We also discuss where a number is on the hundreds chart using the words “before, after, and in between.”

We play a game to see which numbers are odd and which are even by seeing that even numbers have no leftovers when they are put in two groups and odd numbers do.

Activities for Chapter 7

1.   Grouping and Counting a Set to 100

Materials: Hundred chart (see math tools for home use) and 100 counters (beans or Cheerios)

Procedure:

1.   Put out the 100 beans and ask: “How many beans are there altogether?” Guide the child to see that it would take a long time to count all the beans one at a time.

2.   Ask the child if there is an easier way to count. Suggest counting by 10s or 5s if the child does not say this.

3.   Have the child explain the way that he grouped the beans. Once the child has grouped the beans one way then challenge him to count the beans another way.

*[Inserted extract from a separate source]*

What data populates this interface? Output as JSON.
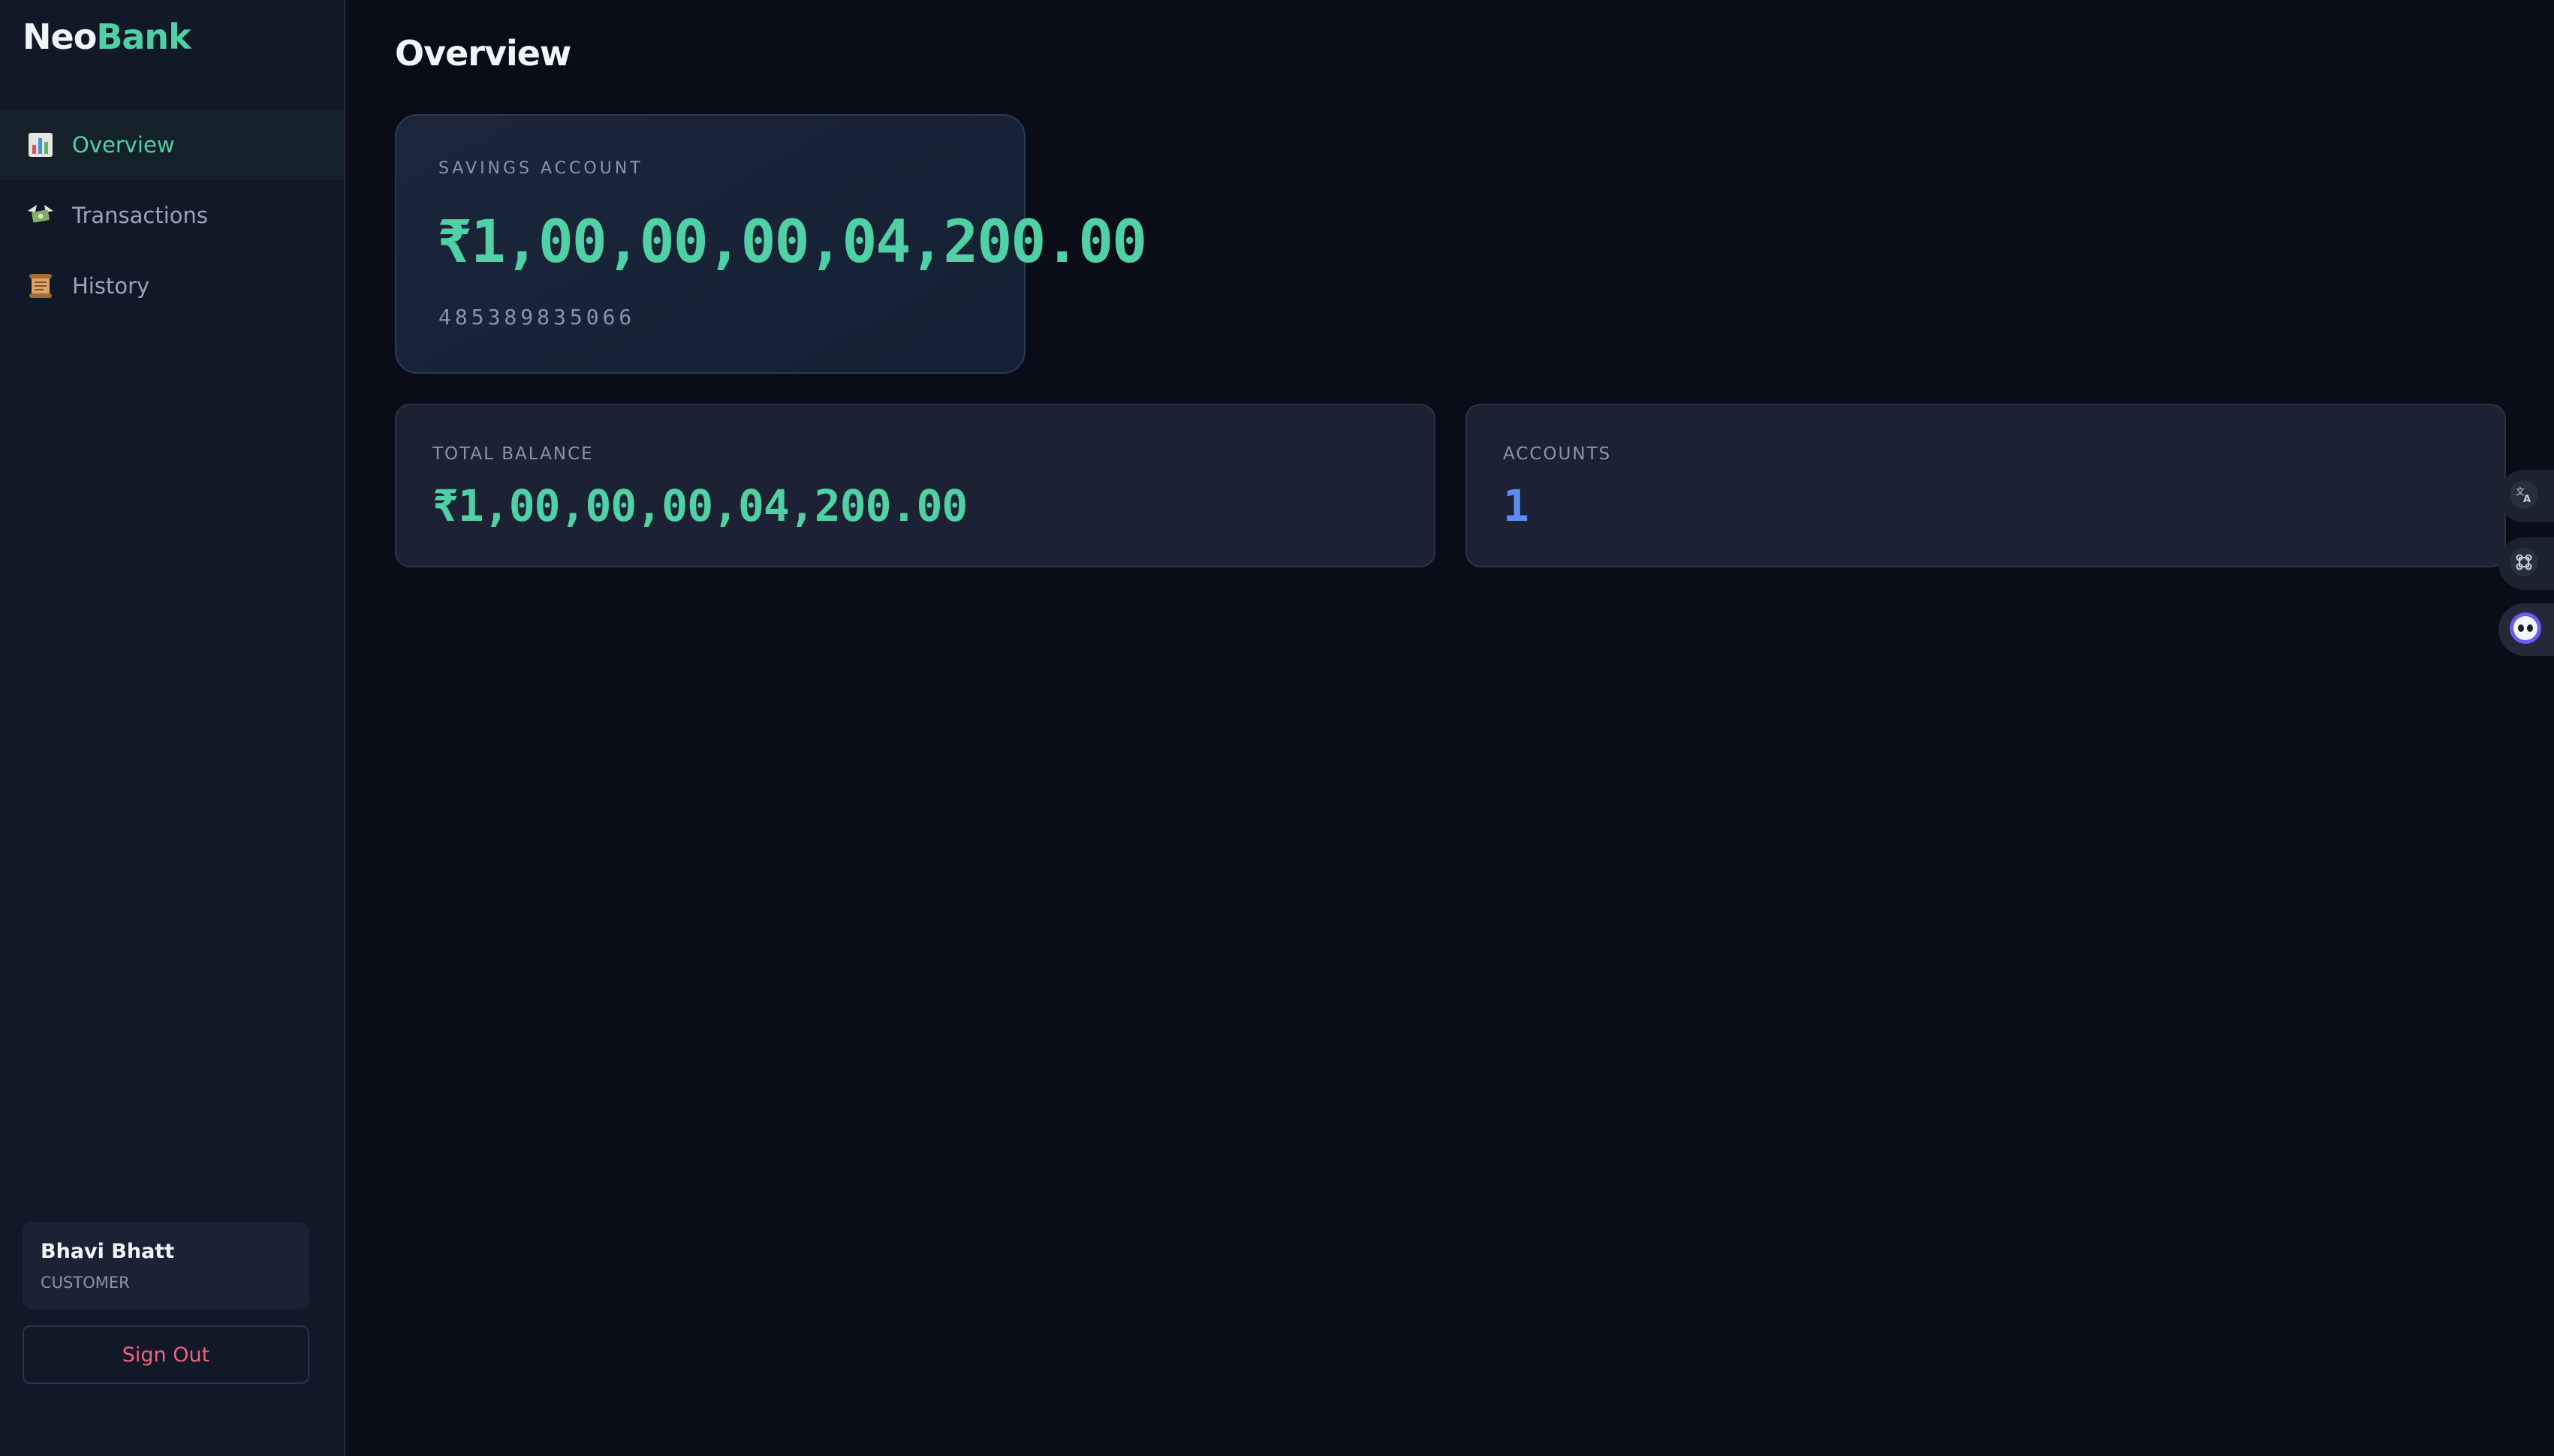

2. Ordering Numbers to 100

Materials: Hundred chart; 100 Post-its, large chart paper

Procedure:

1.   Have the child write the numbers 1 to 100 on Post-its, one number per note.

2. Mix up the notes so that the numbers are not in order.

3.   Ask the child to out the numbers in order on the chart paper. This could be a game where the child outs one and then the grown-up puts another.

4. After all of the numbers are placed on the chart, discuss with the child how and where the numbers are the same and where they are different. Notice any patterns.

5. As an extra activity, color-code the numbers to reflect patterns. Ask the student what number comes before, after, or in-between another number.